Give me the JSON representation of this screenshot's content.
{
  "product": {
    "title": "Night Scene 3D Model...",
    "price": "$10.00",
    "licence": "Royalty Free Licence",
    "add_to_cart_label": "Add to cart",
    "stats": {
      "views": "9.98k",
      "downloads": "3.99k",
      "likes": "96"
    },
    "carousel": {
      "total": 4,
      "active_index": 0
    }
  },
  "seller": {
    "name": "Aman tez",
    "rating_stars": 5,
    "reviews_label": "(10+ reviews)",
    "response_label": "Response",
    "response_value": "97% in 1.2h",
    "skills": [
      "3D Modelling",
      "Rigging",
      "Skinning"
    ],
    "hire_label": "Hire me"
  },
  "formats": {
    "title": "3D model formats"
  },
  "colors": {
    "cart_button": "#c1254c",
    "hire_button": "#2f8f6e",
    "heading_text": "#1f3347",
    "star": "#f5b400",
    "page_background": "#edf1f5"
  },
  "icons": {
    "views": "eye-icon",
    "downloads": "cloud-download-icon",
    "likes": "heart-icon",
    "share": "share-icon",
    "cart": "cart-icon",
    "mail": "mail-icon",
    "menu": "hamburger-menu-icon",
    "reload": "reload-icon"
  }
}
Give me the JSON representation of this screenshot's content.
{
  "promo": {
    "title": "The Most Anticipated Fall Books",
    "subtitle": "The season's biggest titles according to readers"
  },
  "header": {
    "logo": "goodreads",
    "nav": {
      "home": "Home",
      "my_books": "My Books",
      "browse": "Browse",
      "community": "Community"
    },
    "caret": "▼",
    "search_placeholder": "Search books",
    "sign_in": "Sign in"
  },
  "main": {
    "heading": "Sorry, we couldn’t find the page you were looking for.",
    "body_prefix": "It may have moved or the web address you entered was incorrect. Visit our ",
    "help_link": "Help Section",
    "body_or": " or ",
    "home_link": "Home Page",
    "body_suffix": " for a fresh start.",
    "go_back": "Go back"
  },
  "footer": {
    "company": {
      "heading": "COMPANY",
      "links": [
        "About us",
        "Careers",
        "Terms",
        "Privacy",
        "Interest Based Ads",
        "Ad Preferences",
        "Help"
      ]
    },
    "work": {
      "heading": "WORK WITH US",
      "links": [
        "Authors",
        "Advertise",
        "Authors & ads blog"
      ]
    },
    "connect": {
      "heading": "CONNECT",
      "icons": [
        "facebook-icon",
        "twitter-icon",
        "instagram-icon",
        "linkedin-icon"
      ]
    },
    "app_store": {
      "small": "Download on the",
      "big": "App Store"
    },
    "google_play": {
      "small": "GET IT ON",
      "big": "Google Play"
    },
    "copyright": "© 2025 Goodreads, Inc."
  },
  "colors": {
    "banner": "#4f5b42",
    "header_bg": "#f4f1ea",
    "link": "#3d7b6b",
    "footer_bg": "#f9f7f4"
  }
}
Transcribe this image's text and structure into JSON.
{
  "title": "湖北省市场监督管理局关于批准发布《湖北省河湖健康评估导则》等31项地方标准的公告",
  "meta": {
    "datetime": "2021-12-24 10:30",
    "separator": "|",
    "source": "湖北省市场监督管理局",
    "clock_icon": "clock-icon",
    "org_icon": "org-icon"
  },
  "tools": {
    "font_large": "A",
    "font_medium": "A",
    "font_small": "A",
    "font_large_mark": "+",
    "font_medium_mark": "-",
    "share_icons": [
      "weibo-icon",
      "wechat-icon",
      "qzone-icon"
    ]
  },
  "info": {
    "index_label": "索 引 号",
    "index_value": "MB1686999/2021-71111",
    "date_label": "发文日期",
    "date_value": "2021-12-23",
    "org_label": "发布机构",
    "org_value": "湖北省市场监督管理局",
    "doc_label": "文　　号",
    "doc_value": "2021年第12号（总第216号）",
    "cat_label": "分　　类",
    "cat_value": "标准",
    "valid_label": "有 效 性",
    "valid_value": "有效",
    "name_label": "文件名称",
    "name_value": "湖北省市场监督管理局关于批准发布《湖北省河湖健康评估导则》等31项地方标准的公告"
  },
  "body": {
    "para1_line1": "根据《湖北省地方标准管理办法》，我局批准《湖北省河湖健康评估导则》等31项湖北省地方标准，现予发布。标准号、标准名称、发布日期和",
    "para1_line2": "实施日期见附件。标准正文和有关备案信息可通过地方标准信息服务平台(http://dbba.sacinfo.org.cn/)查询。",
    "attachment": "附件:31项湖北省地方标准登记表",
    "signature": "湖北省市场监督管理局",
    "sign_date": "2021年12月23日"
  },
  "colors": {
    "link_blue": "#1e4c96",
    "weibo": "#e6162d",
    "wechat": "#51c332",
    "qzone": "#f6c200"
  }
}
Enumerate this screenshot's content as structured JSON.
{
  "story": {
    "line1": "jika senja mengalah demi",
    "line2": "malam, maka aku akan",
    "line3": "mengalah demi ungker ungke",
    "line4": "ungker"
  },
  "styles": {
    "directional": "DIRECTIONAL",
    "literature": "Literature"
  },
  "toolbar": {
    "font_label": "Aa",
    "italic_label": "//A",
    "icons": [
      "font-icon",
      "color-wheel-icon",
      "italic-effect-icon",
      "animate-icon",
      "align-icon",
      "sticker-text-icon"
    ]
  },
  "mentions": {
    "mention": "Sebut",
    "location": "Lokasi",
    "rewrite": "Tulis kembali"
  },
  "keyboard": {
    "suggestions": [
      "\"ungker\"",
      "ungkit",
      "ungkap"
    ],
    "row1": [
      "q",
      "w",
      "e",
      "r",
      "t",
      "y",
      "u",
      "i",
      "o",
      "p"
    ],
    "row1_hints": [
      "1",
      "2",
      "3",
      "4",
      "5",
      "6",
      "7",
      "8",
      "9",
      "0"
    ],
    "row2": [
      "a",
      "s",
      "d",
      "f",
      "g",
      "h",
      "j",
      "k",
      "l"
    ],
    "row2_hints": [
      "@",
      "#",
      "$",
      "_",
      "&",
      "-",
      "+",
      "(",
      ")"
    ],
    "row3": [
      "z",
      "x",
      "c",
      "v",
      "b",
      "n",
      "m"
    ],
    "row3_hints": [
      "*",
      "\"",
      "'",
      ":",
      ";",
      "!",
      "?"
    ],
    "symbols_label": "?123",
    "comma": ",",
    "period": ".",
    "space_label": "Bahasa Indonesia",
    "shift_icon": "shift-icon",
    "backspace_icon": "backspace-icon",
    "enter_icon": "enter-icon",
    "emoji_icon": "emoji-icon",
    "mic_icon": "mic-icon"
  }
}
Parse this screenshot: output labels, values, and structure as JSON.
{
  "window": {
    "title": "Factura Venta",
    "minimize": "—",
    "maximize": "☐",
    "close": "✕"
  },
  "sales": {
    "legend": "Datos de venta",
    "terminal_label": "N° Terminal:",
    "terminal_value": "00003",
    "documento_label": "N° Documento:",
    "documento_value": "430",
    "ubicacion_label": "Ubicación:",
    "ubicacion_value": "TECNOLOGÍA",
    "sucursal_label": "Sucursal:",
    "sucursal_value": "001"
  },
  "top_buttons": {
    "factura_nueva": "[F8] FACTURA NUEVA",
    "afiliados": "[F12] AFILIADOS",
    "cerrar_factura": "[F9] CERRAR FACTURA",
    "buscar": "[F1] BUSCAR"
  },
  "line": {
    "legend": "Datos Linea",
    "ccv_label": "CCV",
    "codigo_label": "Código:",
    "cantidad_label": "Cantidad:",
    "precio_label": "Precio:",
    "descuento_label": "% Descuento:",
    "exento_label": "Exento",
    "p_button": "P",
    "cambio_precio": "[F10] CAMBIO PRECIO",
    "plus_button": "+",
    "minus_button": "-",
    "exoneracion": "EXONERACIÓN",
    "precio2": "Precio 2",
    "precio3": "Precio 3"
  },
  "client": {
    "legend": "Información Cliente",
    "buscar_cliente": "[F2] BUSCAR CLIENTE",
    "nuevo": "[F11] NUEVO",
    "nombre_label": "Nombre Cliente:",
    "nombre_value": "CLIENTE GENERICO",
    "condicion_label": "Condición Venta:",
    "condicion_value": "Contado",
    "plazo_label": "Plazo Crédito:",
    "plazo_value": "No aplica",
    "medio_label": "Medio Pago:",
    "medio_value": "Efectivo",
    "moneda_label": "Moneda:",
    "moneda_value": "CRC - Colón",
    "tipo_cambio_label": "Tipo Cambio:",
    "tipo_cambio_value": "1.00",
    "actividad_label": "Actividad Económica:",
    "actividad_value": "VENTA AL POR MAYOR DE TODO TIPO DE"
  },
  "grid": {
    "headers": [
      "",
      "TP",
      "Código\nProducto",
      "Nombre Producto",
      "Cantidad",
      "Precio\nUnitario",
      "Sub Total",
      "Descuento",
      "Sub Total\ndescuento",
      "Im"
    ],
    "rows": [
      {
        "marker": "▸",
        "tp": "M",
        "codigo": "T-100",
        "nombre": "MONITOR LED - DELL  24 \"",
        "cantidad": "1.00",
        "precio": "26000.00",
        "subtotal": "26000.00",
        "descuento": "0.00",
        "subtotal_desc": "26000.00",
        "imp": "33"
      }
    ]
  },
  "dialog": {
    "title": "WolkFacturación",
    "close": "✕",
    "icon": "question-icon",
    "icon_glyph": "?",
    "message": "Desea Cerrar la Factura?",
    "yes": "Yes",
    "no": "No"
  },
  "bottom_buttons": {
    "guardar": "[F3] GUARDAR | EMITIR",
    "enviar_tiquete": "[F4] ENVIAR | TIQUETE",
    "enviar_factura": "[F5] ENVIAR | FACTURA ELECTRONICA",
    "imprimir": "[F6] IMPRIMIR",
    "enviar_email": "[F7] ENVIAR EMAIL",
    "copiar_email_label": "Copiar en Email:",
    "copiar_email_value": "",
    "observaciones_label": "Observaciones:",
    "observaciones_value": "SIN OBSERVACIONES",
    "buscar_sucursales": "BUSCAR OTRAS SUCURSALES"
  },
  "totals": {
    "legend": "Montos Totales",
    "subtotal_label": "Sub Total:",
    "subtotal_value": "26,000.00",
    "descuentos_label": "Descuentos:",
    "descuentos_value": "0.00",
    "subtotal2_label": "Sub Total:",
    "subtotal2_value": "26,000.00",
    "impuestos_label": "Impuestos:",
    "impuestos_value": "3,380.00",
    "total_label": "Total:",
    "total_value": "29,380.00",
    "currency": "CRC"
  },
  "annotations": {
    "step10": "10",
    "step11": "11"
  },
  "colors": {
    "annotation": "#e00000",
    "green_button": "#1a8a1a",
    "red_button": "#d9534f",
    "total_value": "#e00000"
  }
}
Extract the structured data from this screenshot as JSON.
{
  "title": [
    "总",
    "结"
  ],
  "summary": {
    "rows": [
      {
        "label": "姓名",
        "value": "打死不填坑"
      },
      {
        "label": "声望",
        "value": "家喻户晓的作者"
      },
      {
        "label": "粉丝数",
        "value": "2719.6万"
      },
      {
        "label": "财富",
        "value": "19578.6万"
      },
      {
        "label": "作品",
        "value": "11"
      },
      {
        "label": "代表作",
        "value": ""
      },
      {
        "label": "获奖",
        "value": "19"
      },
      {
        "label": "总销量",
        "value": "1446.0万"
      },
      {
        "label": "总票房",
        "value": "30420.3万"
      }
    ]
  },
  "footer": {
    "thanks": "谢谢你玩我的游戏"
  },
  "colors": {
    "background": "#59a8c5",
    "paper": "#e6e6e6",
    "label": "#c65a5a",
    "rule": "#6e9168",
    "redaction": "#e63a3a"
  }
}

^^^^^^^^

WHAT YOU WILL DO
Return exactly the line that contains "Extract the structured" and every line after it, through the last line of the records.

COMPLETED EXERCISE
Extract the structured data from this screenshot as JSON.
{
  "title": [
    "总",
    "结"
  ],
  "summary": {
    "rows": [
      {
        "label": "姓名",
        "value": "打死不填坑"
      },
      {
        "label": "声望",
        "value": "家喻户晓的作者"
      },
      {
        "label": "粉丝数",
        "value": "2719.6万"
      },
      {
        "label": "财富",
        "value": "19578.6万"
      },
      {
        "label": "作品",
        "value": "11"
      },
      {
        "label": "代表作",
        "value": ""
      },
      {
        "label": "获奖",
        "value": "19"
      },
      {
        "label": "总销量",
        "value": "1446.0万"
      },
      {
        "label": "总票房",
        "value": "30420.3万"
      }
    ]
  },
  "footer": {
    "thanks": "谢谢你玩我的游戏"
  },
  "colors": {
    "background": "#59a8c5",
    "paper": "#e6e6e6",
    "label": "#c65a5a",
    "rule": "#6e9168",
    "redaction": "#e63a3a"
  }
}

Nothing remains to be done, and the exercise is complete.